Stanford rightly shut down Dr. Michael Dake‘s jugular stent program for patients with multiple sclerosis. Dake, a multi-board-certified physician* and professor of cardiothoracic surgery at Stanford, had placed jugular-vein stents in 40 patients with MS, according to the WSJ, on the basis of Internet-fueled enthusiasm for the implausible idea that MS is due to venous insufficiency.
The hypothesis is the “Big Idea” of Italian vascular surgeon, Paolo Zamboni—who has documented venous-outflow anomalies in patients with MS. These findings were the basis for Zamboni’s uncontrolled study of venous angioplasty in 65 patients with MS, which was reported last year. Despite the fact that the study yielded mixed results, it apparently produced unbridled zeal in chat rooms, and the zeal found its way to Dake.
The WSJ reports that a “number” of Dake’s patients experienced neurologic improvement after jugular angioplasty or stenting (thank you, placebo effect and the highly variable nature of MS), but 1 patient died of cerebral hemorrhage, and the stent of another became dislodged in his heart. The WSJ implies that Stanford and UCSF neurologists were instrumental in getting Dake’s stent program shut down in December.
MS, which is currently treated with evidence-based disease-modifying therapies like interferon beta, is believed to be an autoimmune disorder. While cerebral venous insufficiency may be documentable in MS, it is unknown if this is a consequence of the disorder or merely an epiphenomenon. It is unlikely to be the cause.

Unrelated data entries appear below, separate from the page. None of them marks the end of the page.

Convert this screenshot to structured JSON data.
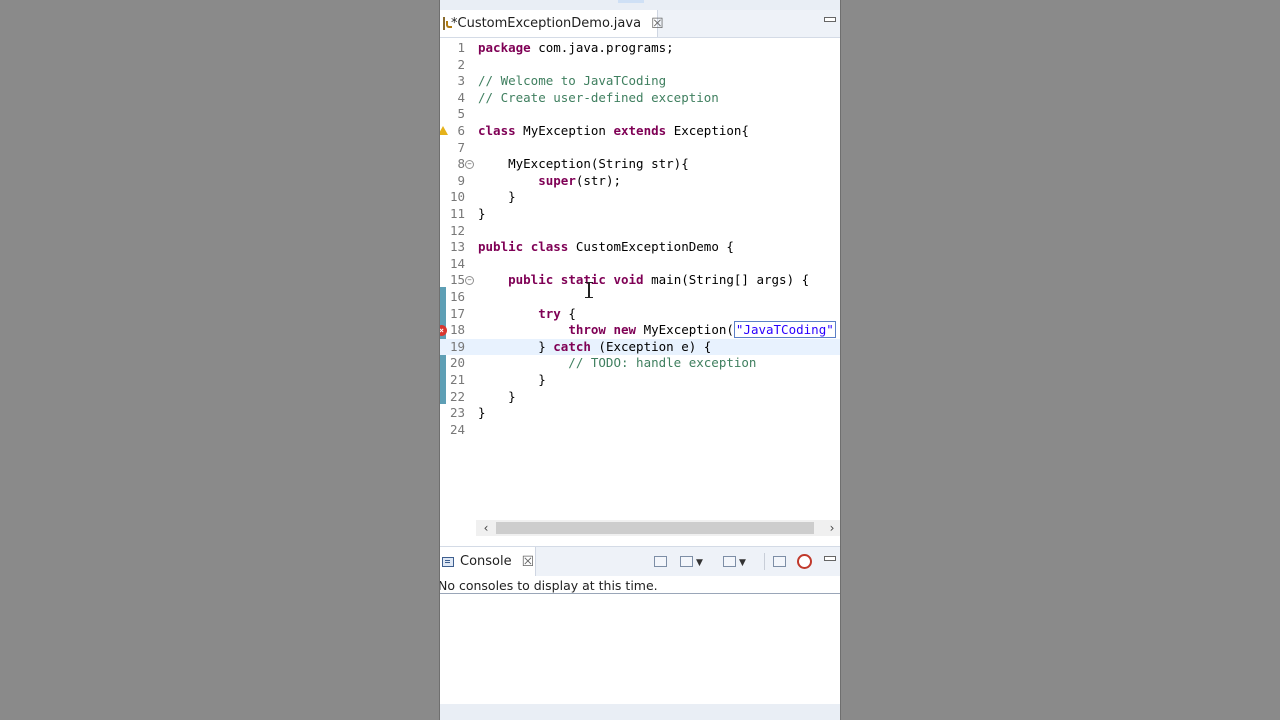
{
  "editor": {
    "tab_title": "*CustomExceptionDemo.java",
    "tab_close": "☒",
    "lines": [
      {
        "n": "1",
        "segments": [
          {
            "t": "package",
            "c": "kw"
          },
          {
            "t": " com.java.programs;",
            "c": "plain"
          }
        ]
      },
      {
        "n": "2",
        "segments": []
      },
      {
        "n": "3",
        "segments": [
          {
            "t": "// Welcome to JavaTCoding",
            "c": "cm"
          }
        ]
      },
      {
        "n": "4",
        "segments": [
          {
            "t": "// Create user-defined exception",
            "c": "cm"
          }
        ]
      },
      {
        "n": "5",
        "segments": []
      },
      {
        "n": "6",
        "marker": "warning",
        "segments": [
          {
            "t": "class",
            "c": "kw"
          },
          {
            "t": " MyException ",
            "c": "plain"
          },
          {
            "t": "extends",
            "c": "kw"
          },
          {
            "t": " Exception{",
            "c": "plain"
          }
        ]
      },
      {
        "n": "7",
        "segments": []
      },
      {
        "n": "8",
        "fold": true,
        "segments": [
          {
            "t": "    MyException(String str){",
            "c": "plain"
          }
        ]
      },
      {
        "n": "9",
        "segments": [
          {
            "t": "        ",
            "c": "plain"
          },
          {
            "t": "super",
            "c": "kw"
          },
          {
            "t": "(str);",
            "c": "plain"
          }
        ]
      },
      {
        "n": "10",
        "segments": [
          {
            "t": "    }",
            "c": "plain"
          }
        ]
      },
      {
        "n": "11",
        "segments": [
          {
            "t": "}",
            "c": "plain"
          }
        ]
      },
      {
        "n": "12",
        "segments": []
      },
      {
        "n": "13",
        "segments": [
          {
            "t": "public",
            "c": "kw"
          },
          {
            "t": " ",
            "c": "plain"
          },
          {
            "t": "class",
            "c": "kw"
          },
          {
            "t": " CustomExceptionDemo {",
            "c": "plain"
          }
        ]
      },
      {
        "n": "14",
        "segments": []
      },
      {
        "n": "15",
        "fold": true,
        "segments": [
          {
            "t": "    ",
            "c": "plain"
          },
          {
            "t": "public",
            "c": "kw"
          },
          {
            "t": " ",
            "c": "plain"
          },
          {
            "t": "static",
            "c": "kw"
          },
          {
            "t": " ",
            "c": "plain"
          },
          {
            "t": "void",
            "c": "kw"
          },
          {
            "t": " main(String[] args) {",
            "c": "plain"
          }
        ]
      },
      {
        "n": "16",
        "segments": []
      },
      {
        "n": "17",
        "segments": [
          {
            "t": "        ",
            "c": "plain"
          },
          {
            "t": "try",
            "c": "kw"
          },
          {
            "t": " {",
            "c": "plain"
          }
        ]
      },
      {
        "n": "18",
        "marker": "error",
        "segments": [
          {
            "t": "            ",
            "c": "plain"
          },
          {
            "t": "throw",
            "c": "kw"
          },
          {
            "t": " ",
            "c": "plain"
          },
          {
            "t": "new",
            "c": "kw"
          },
          {
            "t": " MyException(",
            "c": "plain"
          },
          {
            "t": "\"JavaTCoding\"",
            "c": "str"
          }
        ]
      },
      {
        "n": "19",
        "current": true,
        "segments": [
          {
            "t": "        } ",
            "c": "plain"
          },
          {
            "t": "catch",
            "c": "kw"
          },
          {
            "t": " (Exception e) {",
            "c": "plain"
          }
        ]
      },
      {
        "n": "20",
        "segments": [
          {
            "t": "            // TODO: handle exception",
            "c": "cm"
          }
        ]
      },
      {
        "n": "21",
        "segments": [
          {
            "t": "        }",
            "c": "plain"
          }
        ]
      },
      {
        "n": "22",
        "segments": [
          {
            "t": "    }",
            "c": "plain"
          }
        ]
      },
      {
        "n": "23",
        "segments": [
          {
            "t": "}",
            "c": "plain"
          }
        ]
      },
      {
        "n": "24",
        "segments": []
      }
    ]
  },
  "console": {
    "tab_title": "Console",
    "tab_close": "☒",
    "message": "No consoles to display at this time."
  },
  "colors": {
    "keyword": "#7f0055",
    "comment": "#3f7f5f",
    "string": "#2a00ff",
    "change_bar": "#5e9fb5"
  }
}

* But not a neurologist.
Image of neck veins from Gray’s Anatomy (1918).